“I don’t think there is another city in the U.S. that has as an extensive and integrated camera network as Chicago has,” former Homeland Security secretary Michael Chertoff tells the Associated Press. New York has plenty of cameras, but half of the 4,300 installed along the city’s subways don’t work. Other cities haven’t been able to link networks like Chicago. Baltimore doesn’t integrate school cameras with its emergency system and it can’t immediately send 911 dispatchers video from the camera nearest to a call like Chicago can.

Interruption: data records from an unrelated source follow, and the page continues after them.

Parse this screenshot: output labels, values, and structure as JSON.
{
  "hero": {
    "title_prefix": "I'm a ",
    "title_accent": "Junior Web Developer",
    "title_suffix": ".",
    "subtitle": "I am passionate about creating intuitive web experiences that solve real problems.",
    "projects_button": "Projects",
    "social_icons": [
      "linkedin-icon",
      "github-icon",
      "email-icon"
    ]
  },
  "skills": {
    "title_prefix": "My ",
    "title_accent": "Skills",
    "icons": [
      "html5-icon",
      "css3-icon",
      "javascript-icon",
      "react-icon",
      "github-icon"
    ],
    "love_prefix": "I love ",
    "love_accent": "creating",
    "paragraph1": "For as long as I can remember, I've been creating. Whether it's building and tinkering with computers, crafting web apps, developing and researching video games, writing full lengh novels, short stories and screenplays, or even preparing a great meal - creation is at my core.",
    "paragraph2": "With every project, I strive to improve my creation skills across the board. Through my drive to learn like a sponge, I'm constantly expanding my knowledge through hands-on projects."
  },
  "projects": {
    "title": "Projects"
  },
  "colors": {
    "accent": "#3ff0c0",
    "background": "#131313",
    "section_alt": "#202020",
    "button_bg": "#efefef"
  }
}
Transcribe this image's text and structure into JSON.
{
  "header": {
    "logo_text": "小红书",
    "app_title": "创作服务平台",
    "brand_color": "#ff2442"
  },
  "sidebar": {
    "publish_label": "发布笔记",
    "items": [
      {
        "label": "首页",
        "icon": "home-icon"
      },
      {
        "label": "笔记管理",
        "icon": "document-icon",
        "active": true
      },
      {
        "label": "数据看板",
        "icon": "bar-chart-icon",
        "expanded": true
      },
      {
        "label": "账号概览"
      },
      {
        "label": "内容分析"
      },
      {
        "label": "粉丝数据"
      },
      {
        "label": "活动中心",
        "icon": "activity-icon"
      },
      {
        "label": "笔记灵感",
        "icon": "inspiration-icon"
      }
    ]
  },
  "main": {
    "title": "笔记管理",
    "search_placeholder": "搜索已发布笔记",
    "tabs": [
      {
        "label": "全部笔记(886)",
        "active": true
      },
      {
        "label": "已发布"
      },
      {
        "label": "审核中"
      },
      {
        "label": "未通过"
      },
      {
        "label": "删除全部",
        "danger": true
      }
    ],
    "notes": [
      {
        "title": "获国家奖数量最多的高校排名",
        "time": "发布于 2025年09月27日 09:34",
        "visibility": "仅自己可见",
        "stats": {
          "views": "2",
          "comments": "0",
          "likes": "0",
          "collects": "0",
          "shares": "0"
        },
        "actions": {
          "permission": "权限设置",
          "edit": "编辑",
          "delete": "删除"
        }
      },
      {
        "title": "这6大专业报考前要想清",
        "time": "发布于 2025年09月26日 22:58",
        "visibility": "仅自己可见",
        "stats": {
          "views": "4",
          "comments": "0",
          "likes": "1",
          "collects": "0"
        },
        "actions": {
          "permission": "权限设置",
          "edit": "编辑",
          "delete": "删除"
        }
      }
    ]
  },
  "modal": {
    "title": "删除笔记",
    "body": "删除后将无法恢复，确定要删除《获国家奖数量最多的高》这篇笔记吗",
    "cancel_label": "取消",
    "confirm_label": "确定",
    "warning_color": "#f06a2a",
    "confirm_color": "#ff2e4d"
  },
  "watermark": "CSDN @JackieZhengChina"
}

Even London — considered the world’s most closely watched city with a 500,000 cameras — doesn’t incorporate private cameras in its system as Chicago does. Critics call the network a Big Brother invasions of privacy, but most Chicagoans accept them as a fact of life in a city that has always had a powerful local government and police force. Authorities say the system helps emergency responses in ways never before possible. A dispatcher can tell those racing to the scene how big a fire is or what a gunman looks like. If a package is left sitting next to a building for more than a few minutes, a camera can send an alert.